Danone's beautiful designs for functional yoghurts
next year, according to press reports, as it seeks the next level
of differentiation in the increasingly competitive functional dairy
The French group has already shown itself to be a force for innovation in the sector. It was a leader in the probiotic dairy market a decade ago with Bio (now Activia). The probiotic yogurt market has experienced immense growth, as other big players like Nestle and Unilever have entered the fray. The spoonable probiotic yoghurt market alone was estimated by Euromonitor International to be worth US$1.6bn (€1.25bn) at retail in 2005.
Danone's reported next move into beauty foods propels it into another hot new area - beauty foods purported to improve appearance by working from the inside-out. To date, most of the products have come from niche operators - such as a bronzing water introduced in France last year by Microfluid Biotechnolog. But Danone looks to be tipping the trend over into the mainstream.
A spokesperson for Danone confirmed that the group is planning to launch cosmetic yoghurt products in 2007, but declined to give any further information about the product itself or the rollout strategy.
But according to the UK's Financial Times, the yoghurt, to be named Essensis, will have detoxifying properties that will reflect on skin health.
The area of overlap between dietary supplement and cosmetics companies has been growing with a category, now estimated by Kline and Co to be worth around US$1bn on a global basis.

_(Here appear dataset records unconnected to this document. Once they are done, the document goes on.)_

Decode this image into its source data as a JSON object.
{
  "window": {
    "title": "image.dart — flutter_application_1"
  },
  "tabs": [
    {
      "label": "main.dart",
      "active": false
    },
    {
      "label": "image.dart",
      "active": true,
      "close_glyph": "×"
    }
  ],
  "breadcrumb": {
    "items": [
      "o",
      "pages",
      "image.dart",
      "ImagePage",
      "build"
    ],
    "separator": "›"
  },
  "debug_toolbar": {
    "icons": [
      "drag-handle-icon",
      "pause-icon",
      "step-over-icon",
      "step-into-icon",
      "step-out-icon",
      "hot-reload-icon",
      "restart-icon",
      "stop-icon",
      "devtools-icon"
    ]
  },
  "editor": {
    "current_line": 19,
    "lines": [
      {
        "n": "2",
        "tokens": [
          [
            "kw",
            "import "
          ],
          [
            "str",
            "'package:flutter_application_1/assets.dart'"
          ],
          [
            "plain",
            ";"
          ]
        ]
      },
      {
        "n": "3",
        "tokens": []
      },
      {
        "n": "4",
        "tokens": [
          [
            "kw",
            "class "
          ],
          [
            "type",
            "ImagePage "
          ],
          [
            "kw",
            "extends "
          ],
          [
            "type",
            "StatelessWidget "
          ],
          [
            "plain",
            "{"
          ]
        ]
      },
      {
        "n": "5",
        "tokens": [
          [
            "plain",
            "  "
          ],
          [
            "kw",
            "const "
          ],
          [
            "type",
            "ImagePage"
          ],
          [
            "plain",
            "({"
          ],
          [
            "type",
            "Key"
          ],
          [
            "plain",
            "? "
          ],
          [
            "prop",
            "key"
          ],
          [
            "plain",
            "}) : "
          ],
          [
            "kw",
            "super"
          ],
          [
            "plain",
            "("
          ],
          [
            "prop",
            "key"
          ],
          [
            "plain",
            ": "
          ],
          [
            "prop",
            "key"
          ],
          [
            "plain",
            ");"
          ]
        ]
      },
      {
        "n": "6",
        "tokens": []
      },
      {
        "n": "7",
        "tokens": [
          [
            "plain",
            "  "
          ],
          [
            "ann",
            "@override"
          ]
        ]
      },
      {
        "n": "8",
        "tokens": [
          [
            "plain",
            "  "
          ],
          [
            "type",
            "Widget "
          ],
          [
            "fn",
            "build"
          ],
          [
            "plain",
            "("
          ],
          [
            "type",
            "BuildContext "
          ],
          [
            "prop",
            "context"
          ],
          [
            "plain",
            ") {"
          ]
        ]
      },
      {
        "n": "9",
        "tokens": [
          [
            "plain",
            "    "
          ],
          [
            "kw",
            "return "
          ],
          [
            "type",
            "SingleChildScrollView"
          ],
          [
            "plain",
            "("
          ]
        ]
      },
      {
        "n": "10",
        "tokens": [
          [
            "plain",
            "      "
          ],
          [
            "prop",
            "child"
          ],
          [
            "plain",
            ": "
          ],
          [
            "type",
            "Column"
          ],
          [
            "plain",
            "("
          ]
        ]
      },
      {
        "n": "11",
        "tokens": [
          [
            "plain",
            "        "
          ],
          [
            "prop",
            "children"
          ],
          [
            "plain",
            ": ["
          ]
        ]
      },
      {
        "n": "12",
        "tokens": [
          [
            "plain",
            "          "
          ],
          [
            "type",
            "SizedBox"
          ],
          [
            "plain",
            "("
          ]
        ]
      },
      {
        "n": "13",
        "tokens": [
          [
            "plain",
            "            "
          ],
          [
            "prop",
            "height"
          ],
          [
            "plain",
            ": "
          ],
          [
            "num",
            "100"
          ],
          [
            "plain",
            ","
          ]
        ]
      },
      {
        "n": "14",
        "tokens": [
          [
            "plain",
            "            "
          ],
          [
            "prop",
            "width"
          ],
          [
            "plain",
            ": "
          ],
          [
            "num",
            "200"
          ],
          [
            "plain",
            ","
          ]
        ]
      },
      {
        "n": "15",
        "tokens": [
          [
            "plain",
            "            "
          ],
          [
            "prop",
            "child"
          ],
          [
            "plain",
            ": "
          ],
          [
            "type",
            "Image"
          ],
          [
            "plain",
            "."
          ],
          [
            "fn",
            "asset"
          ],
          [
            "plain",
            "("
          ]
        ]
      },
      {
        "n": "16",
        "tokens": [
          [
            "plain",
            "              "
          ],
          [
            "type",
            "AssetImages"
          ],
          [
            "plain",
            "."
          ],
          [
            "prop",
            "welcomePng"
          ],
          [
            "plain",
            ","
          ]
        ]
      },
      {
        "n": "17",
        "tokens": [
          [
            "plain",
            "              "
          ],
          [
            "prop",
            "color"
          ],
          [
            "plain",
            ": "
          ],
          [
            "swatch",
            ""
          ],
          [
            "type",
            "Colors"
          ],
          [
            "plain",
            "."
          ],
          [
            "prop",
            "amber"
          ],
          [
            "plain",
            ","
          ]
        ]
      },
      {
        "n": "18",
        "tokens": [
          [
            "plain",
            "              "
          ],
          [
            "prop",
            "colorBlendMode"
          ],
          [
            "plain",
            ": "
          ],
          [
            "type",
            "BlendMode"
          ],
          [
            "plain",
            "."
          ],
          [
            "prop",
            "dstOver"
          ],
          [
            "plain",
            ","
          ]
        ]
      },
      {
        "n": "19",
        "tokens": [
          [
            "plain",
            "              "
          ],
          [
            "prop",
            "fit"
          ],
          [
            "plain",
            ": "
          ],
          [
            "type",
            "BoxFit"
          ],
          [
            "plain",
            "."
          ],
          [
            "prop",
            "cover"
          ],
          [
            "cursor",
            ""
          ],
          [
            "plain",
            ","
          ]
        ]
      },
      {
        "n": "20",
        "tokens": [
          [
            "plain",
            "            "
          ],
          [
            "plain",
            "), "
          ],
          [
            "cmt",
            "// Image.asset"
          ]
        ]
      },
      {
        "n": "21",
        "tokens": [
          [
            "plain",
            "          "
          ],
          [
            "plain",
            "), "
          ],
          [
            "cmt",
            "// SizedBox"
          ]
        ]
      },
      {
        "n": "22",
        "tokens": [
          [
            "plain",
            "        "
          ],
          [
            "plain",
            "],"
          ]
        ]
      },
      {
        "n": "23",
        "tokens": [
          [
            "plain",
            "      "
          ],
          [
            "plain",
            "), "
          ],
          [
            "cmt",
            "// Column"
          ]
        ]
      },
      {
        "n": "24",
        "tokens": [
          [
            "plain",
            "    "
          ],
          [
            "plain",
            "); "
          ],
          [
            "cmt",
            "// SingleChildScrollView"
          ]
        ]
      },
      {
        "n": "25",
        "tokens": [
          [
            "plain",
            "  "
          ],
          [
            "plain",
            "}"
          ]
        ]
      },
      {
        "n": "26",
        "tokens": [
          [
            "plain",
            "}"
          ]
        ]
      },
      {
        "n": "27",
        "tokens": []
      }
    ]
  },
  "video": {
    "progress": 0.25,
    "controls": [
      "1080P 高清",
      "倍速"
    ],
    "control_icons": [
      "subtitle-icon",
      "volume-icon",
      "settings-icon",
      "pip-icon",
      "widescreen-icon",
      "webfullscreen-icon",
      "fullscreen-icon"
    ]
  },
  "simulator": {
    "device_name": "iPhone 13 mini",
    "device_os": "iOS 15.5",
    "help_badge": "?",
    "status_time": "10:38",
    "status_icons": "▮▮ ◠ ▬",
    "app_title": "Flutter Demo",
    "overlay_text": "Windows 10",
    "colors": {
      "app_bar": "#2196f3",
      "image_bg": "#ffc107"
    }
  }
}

Kline calls such products 'nutricosmetics' - but it is not alone in coining a new term to describe the concept.
Leatherhead Food International is calling ingestible ingredients with skin benefits 'skingestibles'. Leatherhead is today hosting one-day conference in London to discuss market drivers and opportunities for food companies eyeing this market, such as catering to consumers' self-esteem issues.
While there is not yet enough information on the product design or supporting science to judge the real value of Danone's new offering to consumers, already there are some signs that that the cosmetic foods market could be marred by gimmicky products containing ingredients that sound good, but do not deliver on that promise.
For instance, collagen-containing marshmallows from Japan's Eiwa Confectionery, marketed to plump out the lips and cheeks, have attracted criticism from nutrition experts who say that the ingested collagen (a component of many basic foodstuffs) is used for many functions within the body and would not be routed directly to the lips.
Dieticians are wont to question the need for beauty foods, saying that following a sensible diet will result in a healthy appearance.